States, local governments and other project sponsors could use the grants — which administration officials view as incentives — for no more than 20% of the cost.
About $50 billion would go toward rural projects — transportation, broadband, water, waste, power, flood management and ports. That is intended to address criticism from some Republican U.S. senators that the administration’s initial emphasis on public-private partnerships would do little to help rural, GOP-leaning states.
Another $20 billion would be used for what the administration dubs “transformative” projects, according to the Washington Post. The final $30 billion would expand loan programs, according to the Post.
Trump’s plan would also speed up the permitting process for building projects, which is expected to spark opposition from environmental groups.
The infrastructure plan’s path through a polarized Congress isn’t clear. Congress has just dealt with two federal government shutdowns and is turning its attention to immigration.
If it does get through, it is unclear how Republicans who control Wisconsin’s Capitol would react to it. They hope to secure more federal funds for projects, but many of them have resisted raising the state gas tax or finding other new money for roads — a key ingredient to secure some of the money Trump is offering.
Last week, state legislative leaders said they backed introducing tolling in Wisconsin, but Walker was largely cool to the idea. Tolling interstate highways would require federal approval and Walker said he didn’t plan to talk to federal officials about that idea during his trip to Washington.
Trump rolled out his plan as Walker's administration sought a $246.2 million federal grant through an existing program to pay for about half the remaining cost of a widening of I-94 south of Milwaukee.
The freeway project took on added urgency after Foxconn announced plans last year to build a complex in Racine County to manufacture liquid crystal display panels.
Wisconsin is seeking one-sixth of $1.5 billion available through that grant program, known as the Infrastructure for Rebuilding America, or INFRA.
On Friday, Walker said in Milwaukee that he has spoke directly to Transportation Secretary Elaine Chao and Reed Cornish, an assistant to Trump, on the viability of the state's request.

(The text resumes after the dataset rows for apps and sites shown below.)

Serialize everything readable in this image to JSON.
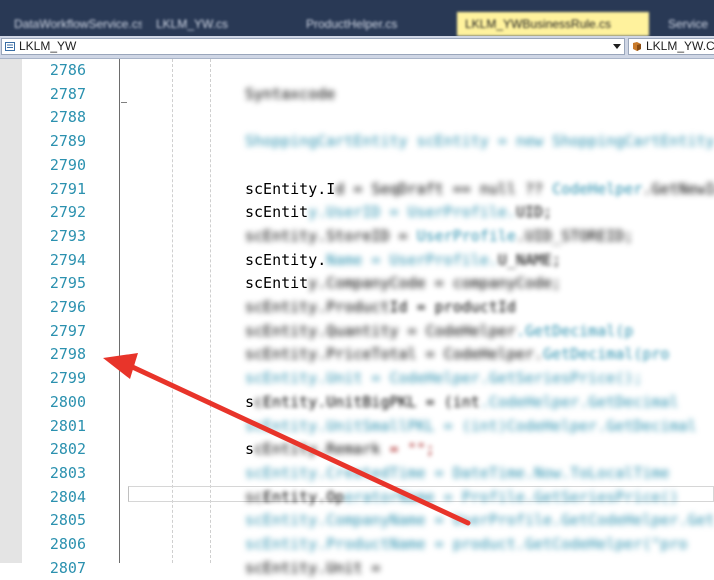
{
  "tabs": [
    {
      "label": "DataWorkflowService.cs"
    },
    {
      "label": "LKLM_YW.cs"
    },
    {
      "label": "ProductHelper.cs"
    },
    {
      "label": "LKLM_YWBusinessRule.cs"
    },
    {
      "label": "Service"
    }
  ],
  "navbar": {
    "project": "LKLM_YW",
    "member": "LKLM_YW.C"
  },
  "line_numbers": [
    "2786",
    "2787",
    "2788",
    "2789",
    "2790",
    "2791",
    "2792",
    "2793",
    "2794",
    "2795",
    "2796",
    "2797",
    "2798",
    "2799",
    "2800",
    "2801",
    "2802",
    "2803",
    "2804",
    "2805",
    "2806",
    "2807"
  ],
  "code": [
    {
      "b1": "",
      "v1": "",
      "b2": "",
      "v2": "",
      "b3": ""
    },
    {
      "b1": "",
      "v1": "",
      "b2": "Syntaxcode",
      "v2": "",
      "b3": ""
    },
    {
      "b1": "",
      "v1": "",
      "b2": "",
      "v2": "",
      "b3": ""
    },
    {
      "b1": "",
      "v1": "",
      "b2": "ShoppingCartEntity scEntity = new ShoppingCartEntity",
      "v2": "",
      "b3": ""
    },
    {
      "b1": "",
      "v1": "",
      "b2": "",
      "v2": "",
      "b3": ""
    },
    {
      "b1": "",
      "v1": "scEntity.I",
      "b2": "d = SeqDraft == null ?? ",
      "v2": "CodeHelper",
      "b3": ".GetNewId"
    },
    {
      "b1": "",
      "v1": "scEntit",
      "b2": "y.UserID = UserProfile.",
      "v2": "UID;",
      "b3": ""
    },
    {
      "b1": "",
      "v1": "",
      "b2": "scEntity.StoreID = ",
      "v2": "UserProfile",
      "b3": ".UID_STOREID;"
    },
    {
      "b1": "",
      "v1": "scEntity.",
      "b2": "Name = UserProfile.",
      "v2": "U_NAME;",
      "b3": ""
    },
    {
      "b1": "",
      "v1": "scEntit",
      "b2": "y.CompanyCode = companyCode;",
      "v2": "",
      "b3": ""
    },
    {
      "b1": "",
      "v1": "",
      "b2": "scEntity.Product",
      "v2": "Id = productId",
      "b3": ""
    },
    {
      "b1": "",
      "v1": "",
      "b2": "scEntity.Quantity = CodeHelper",
      "v2": ".GetDecimal(p",
      "b3": ""
    },
    {
      "b1": "",
      "v1": "",
      "b2": "scEntity.PriceTotal = CodeHelper.",
      "v2": "GetDecimal(pro",
      "b3": ""
    },
    {
      "b1": "",
      "v1": "",
      "b2": "scEntity.Unit = CodeHelper.GetSeriesPrice();",
      "v2": "",
      "b3": ""
    },
    {
      "b1": "",
      "v1": "s",
      "b2": "c",
      "v2": "Entity.UnitBigPKL = (int",
      "b3": ".CodeHelper.GetDecimal"
    },
    {
      "b1": "",
      "v1": "",
      "b2": "scEntity.UnitSmallPKL = (int)CodeHelper.GetDecimal",
      "v2": "",
      "b3": ""
    },
    {
      "b1": "",
      "v1": "s",
      "b2": "cEntity.Remark",
      "v2": " = \"\";",
      "b3": ""
    },
    {
      "b1": "",
      "v1": "",
      "b2": "scEntity.CreatedTime = DateTime.Now.ToLocalTime",
      "v2": "",
      "b3": ""
    },
    {
      "b1": "",
      "v1": "",
      "b2": "sc",
      "v2": "Entity.Op",
      "b3": "eratorName = Profile.GetSeriesPrice()"
    },
    {
      "b1": "",
      "v1": "",
      "b2": "scEntity.CompanyName = UserProfile.GetCodeHelper.Get",
      "v2": "",
      "b3": ""
    },
    {
      "b1": "",
      "v1": "",
      "b2": "scEntity.ProductName = product.GetCodeHelper(\"pro",
      "v2": "",
      "b3": ""
    },
    {
      "b1": "",
      "v1": "",
      "b2": "scEntity.Unit = ",
      "v2": "",
      "b3": ""
    }
  ],
  "colors": {
    "tabstrip_bg": "#293955",
    "active_tab": "#fff29d",
    "line_number": "#2b91af",
    "arrow": "#e8342a"
  },
  "icons": {
    "project": "project-file-icon",
    "member": "class-member-icon",
    "annotation": "red-arrow-annotation"
  }
}
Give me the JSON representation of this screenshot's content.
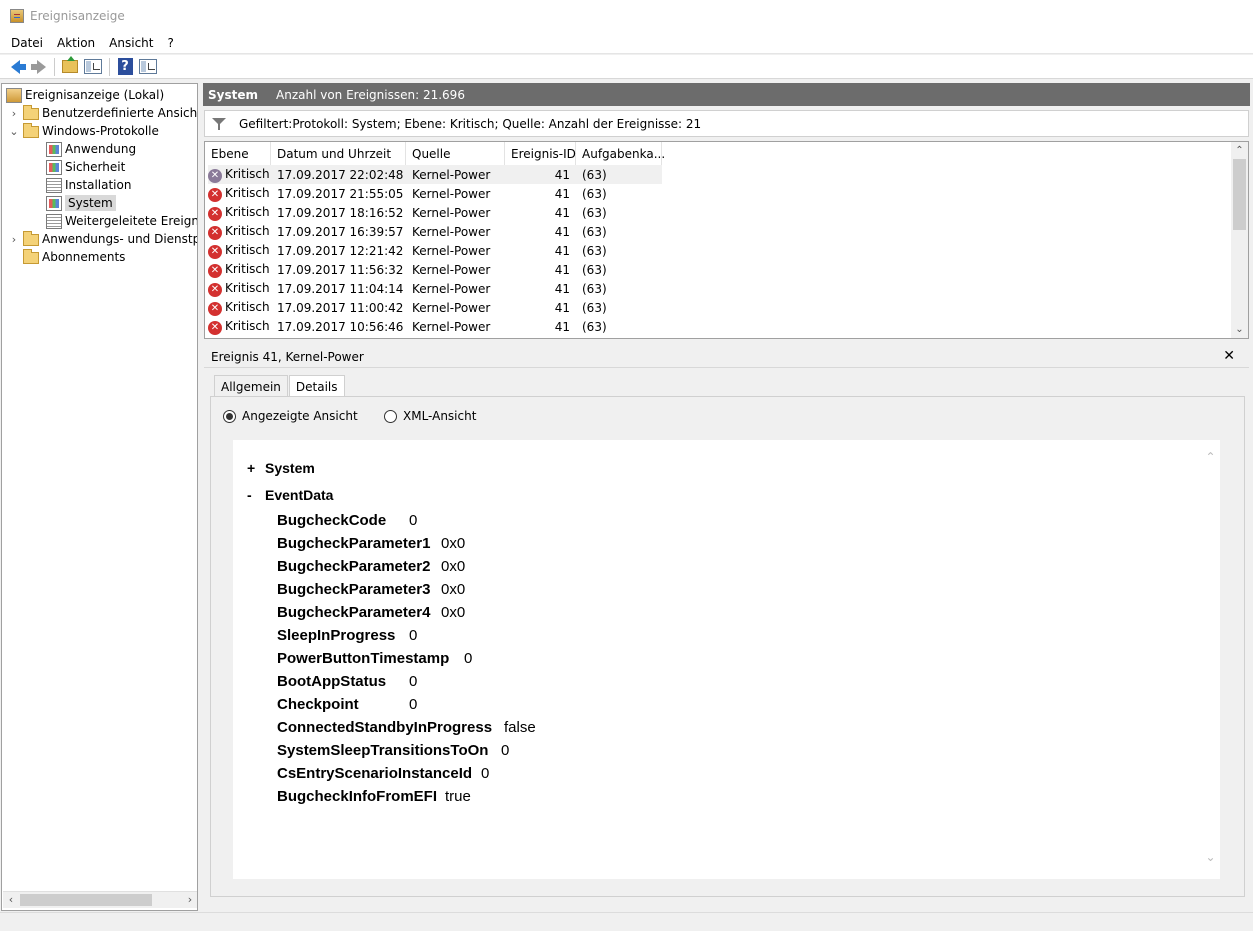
{
  "window": {
    "title": "Ereignisanzeige"
  },
  "menu": [
    "Datei",
    "Aktion",
    "Ansicht",
    "?"
  ],
  "toolbar": {
    "icons": [
      "back-arrow-icon",
      "forward-arrow-icon",
      "up-folder-icon",
      "show-hide-tree-icon",
      "help-icon",
      "show-hide-action-icon"
    ]
  },
  "tree": {
    "root": "Ereignisanzeige (Lokal)",
    "custom_views": "Benutzerdefinierte Ansichten",
    "windows_logs": "Windows-Protokolle",
    "app": "Anwendung",
    "security": "Sicherheit",
    "setup": "Installation",
    "system": "System",
    "forwarded": "Weitergeleitete Ereignisse",
    "app_services": "Anwendungs- und Dienstprotokolle",
    "subscriptions": "Abonnements"
  },
  "header": {
    "title": "System",
    "count": "Anzahl von Ereignissen: 21.696"
  },
  "filter": {
    "text": "Gefiltert:Protokoll: System; Ebene: Kritisch; Quelle:  Anzahl der Ereignisse: 21"
  },
  "grid": {
    "columns": [
      "Ebene",
      "Datum und Uhrzeit",
      "Quelle",
      "Ereignis-ID",
      "Aufgabenka..."
    ],
    "rows": [
      [
        "Kritisch",
        "17.09.2017 22:02:48",
        "Kernel-Power",
        "41",
        "(63)"
      ],
      [
        "Kritisch",
        "17.09.2017 21:55:05",
        "Kernel-Power",
        "41",
        "(63)"
      ],
      [
        "Kritisch",
        "17.09.2017 18:16:52",
        "Kernel-Power",
        "41",
        "(63)"
      ],
      [
        "Kritisch",
        "17.09.2017 16:39:57",
        "Kernel-Power",
        "41",
        "(63)"
      ],
      [
        "Kritisch",
        "17.09.2017 12:21:42",
        "Kernel-Power",
        "41",
        "(63)"
      ],
      [
        "Kritisch",
        "17.09.2017 11:56:32",
        "Kernel-Power",
        "41",
        "(63)"
      ],
      [
        "Kritisch",
        "17.09.2017 11:04:14",
        "Kernel-Power",
        "41",
        "(63)"
      ],
      [
        "Kritisch",
        "17.09.2017 11:00:42",
        "Kernel-Power",
        "41",
        "(63)"
      ],
      [
        "Kritisch",
        "17.09.2017 10:56:46",
        "Kernel-Power",
        "41",
        "(63)"
      ]
    ]
  },
  "detail": {
    "title": "Ereignis 41, Kernel-Power",
    "tabs": [
      "Allgemein",
      "Details"
    ],
    "radio_friendly": "Angezeigte Ansicht",
    "radio_xml": "XML-Ansicht",
    "section_system": "System",
    "section_eventdata": "EventData",
    "sign_plus": "+",
    "sign_minus": "-",
    "fields": [
      [
        "BugcheckCode",
        "0"
      ],
      [
        "BugcheckParameter1",
        "0x0"
      ],
      [
        "BugcheckParameter2",
        "0x0"
      ],
      [
        "BugcheckParameter3",
        "0x0"
      ],
      [
        "BugcheckParameter4",
        "0x0"
      ],
      [
        "SleepInProgress",
        "0"
      ],
      [
        "PowerButtonTimestamp",
        "0"
      ],
      [
        "BootAppStatus",
        "0"
      ],
      [
        "Checkpoint",
        "0"
      ],
      [
        "ConnectedStandbyInProgress",
        "false"
      ],
      [
        "SystemSleepTransitionsToOn",
        "0"
      ],
      [
        "CsEntryScenarioInstanceId",
        "0"
      ],
      [
        "BugcheckInfoFromEFI",
        "true"
      ]
    ]
  },
  "colors": {
    "header_bg": "#6c6c6c",
    "error_icon": "#d3302f",
    "selection": "#d9d9d9"
  }
}
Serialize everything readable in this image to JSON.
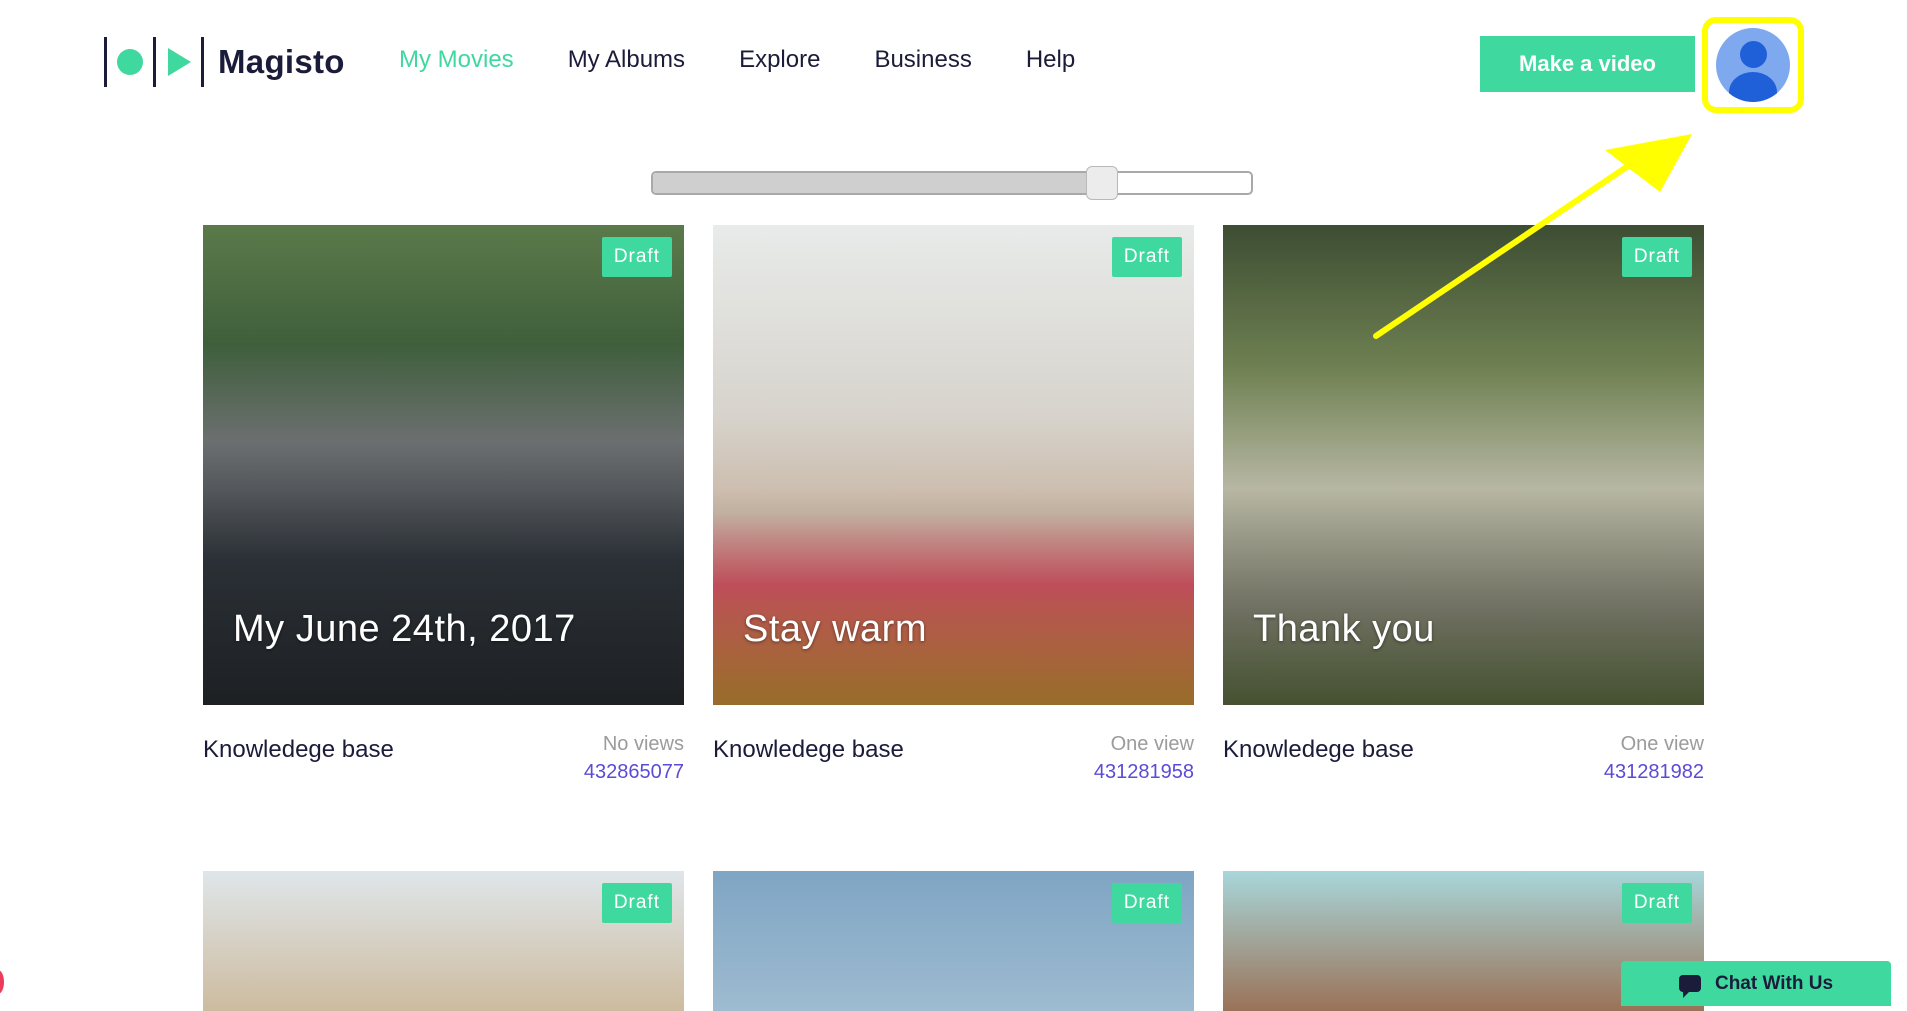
{
  "brand": {
    "name": "Magisto"
  },
  "nav": [
    {
      "label": "My Movies",
      "active": true
    },
    {
      "label": "My Albums",
      "active": false
    },
    {
      "label": "Explore",
      "active": false
    },
    {
      "label": "Business",
      "active": false
    },
    {
      "label": "Help",
      "active": false
    }
  ],
  "header": {
    "make_video_label": "Make a video"
  },
  "slider": {
    "value_fraction": 0.75
  },
  "movies": [
    {
      "title": "My June 24th, 2017",
      "badge": "Draft",
      "category": "Knowledege base",
      "views": "No views",
      "id": "432865077"
    },
    {
      "title": "Stay warm",
      "badge": "Draft",
      "category": "Knowledege base",
      "views": "One view",
      "id": "431281958"
    },
    {
      "title": "Thank you",
      "badge": "Draft",
      "category": "Knowledege base",
      "views": "One view",
      "id": "431281982"
    },
    {
      "badge": "Draft"
    },
    {
      "badge": "Draft"
    },
    {
      "badge": "Draft"
    }
  ],
  "chat": {
    "label": "Chat With Us"
  },
  "colors": {
    "accent": "#3fd9a0",
    "text": "#1b1b3a",
    "link": "#5b4bd5",
    "highlight": "#ffff00"
  },
  "icons": {
    "avatar": "user-avatar-icon",
    "chat": "chat-bubble-icon",
    "arrow": "annotation-arrow"
  }
}
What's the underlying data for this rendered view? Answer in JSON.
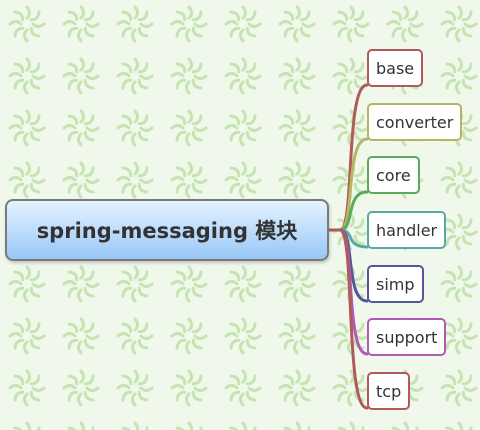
{
  "root": {
    "label": "spring-messaging 模块",
    "fill_top": "#e5f3ff",
    "fill_bottom": "#98c7f7",
    "border": "#7a7a7a"
  },
  "branches": [
    {
      "label": "base",
      "color": "#b05a5a"
    },
    {
      "label": "converter",
      "color": "#b5b566"
    },
    {
      "label": "core",
      "color": "#5aab5a"
    },
    {
      "label": "handler",
      "color": "#5aa8a4"
    },
    {
      "label": "simp",
      "color": "#55579e"
    },
    {
      "label": "support",
      "color": "#b05ab5"
    },
    {
      "label": "tcp",
      "color": "#b05a5a"
    }
  ],
  "background": {
    "base": "#f0f8ec",
    "pattern": "#bfe0a8"
  }
}
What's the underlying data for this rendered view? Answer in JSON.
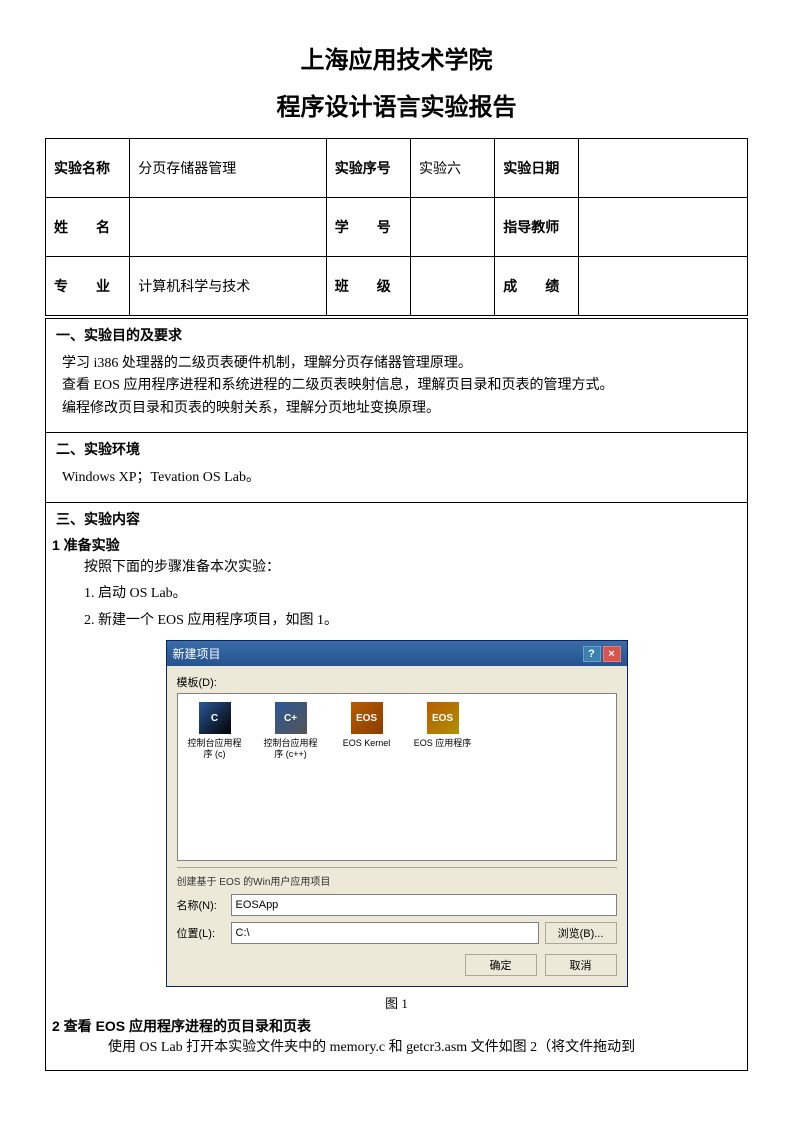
{
  "title_main": "上海应用技术学院",
  "title_sub": "程序设计语言实验报告",
  "info": {
    "exp_name_label": "实验名称",
    "exp_name_value": "分页存储器管理",
    "exp_no_label": "实验序号",
    "exp_no_value": "实验六",
    "exp_date_label": "实验日期",
    "exp_date_value": "",
    "name_label": "姓　　名",
    "name_value": "",
    "sid_label": "学　　号",
    "sid_value": "",
    "teacher_label": "指导教师",
    "teacher_value": "",
    "major_label": "专　　业",
    "major_value": "计算机科学与技术",
    "class_label": "班　　级",
    "class_value": "",
    "score_label": "成　　绩",
    "score_value": ""
  },
  "sec1": {
    "heading": "一、实验目的及要求",
    "p1": "学习 i386 处理器的二级页表硬件机制，理解分页存储器管理原理。",
    "p2": "查看 EOS 应用程序进程和系统进程的二级页表映射信息，理解页目录和页表的管理方式。",
    "p3": "编程修改页目录和页表的映射关系，理解分页地址变换原理。"
  },
  "sec2": {
    "heading": "二、实验环境",
    "p1": "Windows XP；Tevation OS Lab。"
  },
  "sec3": {
    "heading": "三、实验内容",
    "h1": "1 准备实验",
    "p1": "按照下面的步骤准备本次实验：",
    "step1": "1. 启动 OS Lab。",
    "step2": "2. 新建一个 EOS 应用程序项目，如图 1。",
    "fig_caption": "图 1",
    "h2": "2 查看 EOS 应用程序进程的页目录和页表",
    "p2": "使用 OS Lab 打开本实验文件夹中的 memory.c 和 getcr3.asm 文件如图 2（将文件拖动到"
  },
  "dialog": {
    "title": "新建项目",
    "type_label": "模板(D):",
    "items": [
      {
        "name": "控制台应用程序 (c)"
      },
      {
        "name": "控制台应用程序 (c++)"
      },
      {
        "name": "EOS Kernel"
      },
      {
        "name": "EOS 应用程序"
      }
    ],
    "desc": "创建基于 EOS 的Win用户应用项目",
    "name_label": "名称(N):",
    "name_value": "EOSApp",
    "loc_label": "位置(L):",
    "loc_value": "C:\\",
    "browse_btn": "浏览(B)...",
    "ok_btn": "确定",
    "cancel_btn": "取消"
  }
}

In Gov. Scott Walker's "state of the state" address, he spoke about increasing funds for state transportation. WisconsinEye
Both officials "have been pretty optimistic about where we are headed on that," said Walker.
Walker said the state needs a response from the federal government on funding for I-94 this spring.
Martha Laning, chairwoman of the state Democratic Party, said in a statement that Walker and other Republicans had let Wisconsin's roads crumble during their seven years in power.
“Wisconsinites deserve better than Walker’s desperate, election-year stunts," Laning said in her statement. "We need long-term infrastructure solutions and it’s clear that Scott Walker has none to offer.”
Lee Bergquist of the Journal Sentinel staff and The Associated Press contributed to this report.